How do I train my body to deal with and eliminate lactic acid/hydrogen ions faster, so I can climb longer and harder? The answer can be found in three key training components:
Key One: Breath it Out…way Out. The only way to eliminate lactate while in motion is through more effective respiration. Most of us tend to focus on getting oxygen in instead
of pushing out Co2 [metabolic byproduct] out. So my first suggestion is to focus more on exhalation while in climbing mode.
Get Co2 out of your system by pushing it out through forceful exhalations and let the natural pull of your lungs and diaphragm pull oxygen in for you. The more Co2 you can
expunge from your lungs, the higher you can raise your functional aerobic threshold and the stronger you’ll climb.
Key Two: Pull Back and Up. If your quads are the only muscles burning during a climb, your leaving 1/2 to 2/3’s of your climbing power on the table. The major muscle groups used for a good seated climb should also include your hamstring, glutes and hip flexors. Only get out of the saddle for really steep climbs or to cover an acceleration.
The idea here is to spread the effort across all available muscle groups to increase overall endurance. Most novices will pedal with a strong down stroke really hitting the quads hard, missing the opportunity to engage the hamstrings, glutes and hip flexors. A quality bike fitting session can help with muscular utilization here as well.
Focus on one angle of the pedal stroke for too long and you’ll fatigue faster. Practice sliding back in your saddle slightly, picturing your leg pulling back and scraping against the ground, [engages hamstrings and glutes], then with that momentum, pull the knee up and toward your handlebar to engage the powerful hip flexor group.

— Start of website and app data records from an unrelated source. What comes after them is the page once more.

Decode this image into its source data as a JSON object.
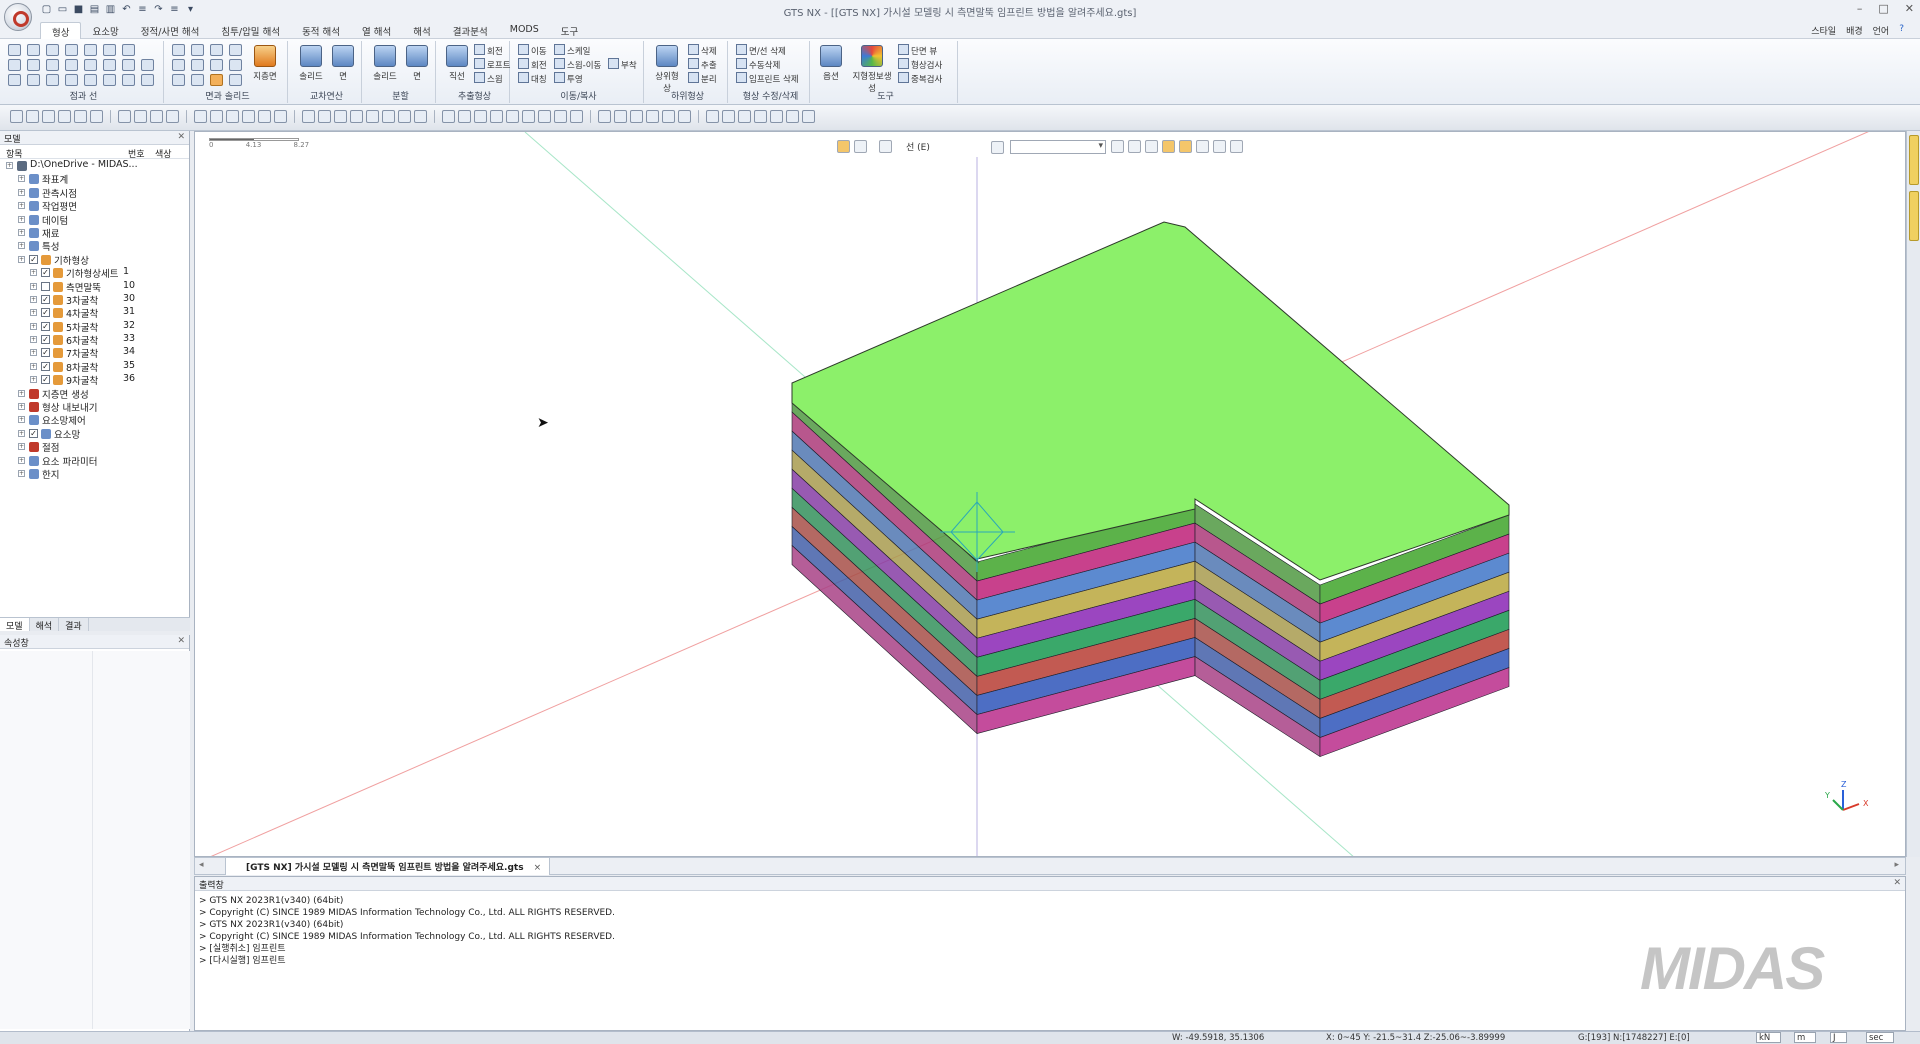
{
  "app": {
    "window_title": "GTS NX - [[GTS NX] 가시설 모델링 시 측면말뚝 임프린트 방법을 알려주세요.gts]",
    "window_controls": [
      "–",
      "□",
      "✕"
    ]
  },
  "ribbon_tabs": [
    "형상",
    "요소망",
    "정적/사면 해석",
    "침투/압밀 해석",
    "동적 해석",
    "열 해석",
    "해석",
    "결과분석",
    "MODS",
    "도구"
  ],
  "ribbon_right": [
    "스타일",
    "배경",
    "언어"
  ],
  "ribbon_groups": {
    "point_line": "점과 선",
    "surface_solid": "면과 솔리드",
    "cross": "교차연산",
    "split": "분할",
    "extract": "추출형상",
    "move_copy": "이동/복사",
    "sub_shape": "하위형상",
    "shape_edit": "형상 수정/삭제",
    "tools": "도구"
  },
  "ribbon_buttons": {
    "surface": "지층면",
    "solid": "솔리드",
    "face": "면",
    "split_solid": "솔리드",
    "split_face": "면",
    "extract_line": "직선",
    "rotate": "회전",
    "loft": "로프트",
    "sweep": "스윕",
    "move": "이동",
    "scale": "스케일",
    "turn": "회전",
    "sweep_move": "스윕-이동",
    "mirror": "대칭",
    "project": "투영",
    "attach": "부착",
    "sub_shape": "상위형상",
    "delete": "삭제",
    "extract2": "추출",
    "separate": "분리",
    "face_delete": "면/선 삭제",
    "manual_delete": "수동삭제",
    "imprint_delete": "임프린트 삭제",
    "option": "옵션",
    "geo_info": "지형정보생성",
    "section": "단면 뷰",
    "shape_check": "형상검사",
    "duplicate_check": "중복검사"
  },
  "model_panel": {
    "title": "모델",
    "col_item": "항목",
    "col_no": "번호",
    "col_color": "색상",
    "tree": [
      {
        "label": "D:\\OneDrive - MIDAS...",
        "num": "",
        "level": 0,
        "icon": "#5a6a80"
      },
      {
        "label": "좌표계",
        "num": "",
        "level": 1,
        "icon": "#6b8fc8"
      },
      {
        "label": "관측시점",
        "num": "",
        "level": 1,
        "icon": "#6b8fc8"
      },
      {
        "label": "작업평면",
        "num": "",
        "level": 1,
        "icon": "#6b8fc8"
      },
      {
        "label": "데이텀",
        "num": "",
        "level": 1,
        "icon": "#6b8fc8"
      },
      {
        "label": "재료",
        "num": "",
        "level": 1,
        "icon": "#6b8fc8"
      },
      {
        "label": "특성",
        "num": "",
        "level": 1,
        "icon": "#6b8fc8"
      },
      {
        "label": "기하형상",
        "num": "",
        "level": 1,
        "icon": "#e59a3a"
      },
      {
        "label": "기하형상세트",
        "num": "1",
        "level": 2,
        "icon": "#e59a3a"
      },
      {
        "label": "측면말뚝",
        "num": "10",
        "level": 2,
        "icon": "#e59a3a"
      },
      {
        "label": "3차굴착",
        "num": "30",
        "level": 2,
        "icon": "#e59a3a"
      },
      {
        "label": "4차굴착",
        "num": "31",
        "level": 2,
        "icon": "#e59a3a"
      },
      {
        "label": "5차굴착",
        "num": "32",
        "level": 2,
        "icon": "#e59a3a"
      },
      {
        "label": "6차굴착",
        "num": "33",
        "level": 2,
        "icon": "#e59a3a"
      },
      {
        "label": "7차굴착",
        "num": "34",
        "level": 2,
        "icon": "#e59a3a"
      },
      {
        "label": "8차굴착",
        "num": "35",
        "level": 2,
        "icon": "#e59a3a"
      },
      {
        "label": "9차굴착",
        "num": "36",
        "level": 2,
        "icon": "#e59a3a"
      },
      {
        "label": "지층면 생성",
        "num": "",
        "level": 1,
        "icon": "#c0392b"
      },
      {
        "label": "형상 내보내기",
        "num": "",
        "level": 1,
        "icon": "#c0392b"
      },
      {
        "label": "요소망제어",
        "num": "",
        "level": 1,
        "icon": "#6b8fc8"
      },
      {
        "label": "요소망",
        "num": "",
        "level": 1,
        "icon": "#6b8fc8"
      },
      {
        "label": "절점",
        "num": "",
        "level": 1,
        "icon": "#c0392b"
      },
      {
        "label": "요소 파라미터",
        "num": "",
        "level": 1,
        "icon": "#6b8fc8"
      },
      {
        "label": "한지",
        "num": "",
        "level": 1,
        "icon": "#6b8fc8"
      }
    ],
    "tabs": [
      "모델",
      "해석",
      "결과"
    ]
  },
  "props_panel": {
    "title": "속성창"
  },
  "viewport": {
    "scale_labels": [
      "0",
      "4.13",
      "8.27"
    ],
    "label": "선 (E)"
  },
  "document_tab": {
    "title": "[GTS NX] 가시설 모델링 시 측면말뚝 임프린트 방법을 알려주세요.gts",
    "close": "×"
  },
  "output_panel": {
    "title": "출력창",
    "lines": [
      "> GTS NX 2023R1(v340) (64bit)",
      "> Copyright (C) SINCE 1989 MIDAS Information Technology Co., Ltd. ALL RIGHTS RESERVED.",
      "> GTS NX 2023R1(v340) (64bit)",
      "> Copyright (C) SINCE 1989 MIDAS Information Technology Co., Ltd. ALL RIGHTS RESERVED.",
      "> [실행취소] 임프린트",
      "> [다시실행] 임프린트"
    ]
  },
  "watermark": "MIDAS",
  "status": {
    "w": "W: -49.5918, 35.1306",
    "coords": "X: 0~45 Y: -21.5~31.4 Z:-25.06~-3.89999",
    "counts": "G:[193] N:[1748227] E:[0]",
    "unit_force": "kN",
    "unit_length": "m",
    "unit_energy": "J",
    "unit_time": "sec"
  },
  "colors": {
    "top_green": "#8cf06a",
    "layer_colors": [
      "#5cb24a",
      "#c8418c",
      "#5c8ad0",
      "#c4b45a",
      "#9b46c0",
      "#3aa86a",
      "#c25a52",
      "#4d6ec4",
      "#c44c9c"
    ]
  }
}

Neuromuscular connections also have to be trained when engaging these muscle groups. Practicing on a trainer or indoor cycle will help you focus training these new movements without the distractions of a road ride. You can add isolations for each of these groups as you work through a complete pedal cycle by turning off the down stroke and focusing on the pull back or pull up. Experiment with the feel of using certain portions of the stroke and not others…then bring it all together at the end. If you have access to a wattage meter it’s neat to see the power increase at a given resistance as you engage all muscle groups.
Key Three: Relax! Teaching your body to relax while in discomfort doesn’t come easily. Learning to anticipate and accept discomfort as a sign of hard effort, is something to be tolerated not avoided. It’s important to separate discomfort and pain. Pain is usually a sharp unbearable signal that something is wrong and medical attention should be sought. To the inexperienced, there may appear to be little difference. You must relax your upper body as much as you can while keeping your chest open. Picture your body functioning in two parts almost like a duck in water. Nice and calm on the top, and working like mad down below. Add this to proper breathing, efficient mechanics and you have a working formula to help manage the burn and discomfort better than before.
Ride Hard! Relax!
Endurance Training, LLC
Mark Bedel, Level 2 USA Cycling Coach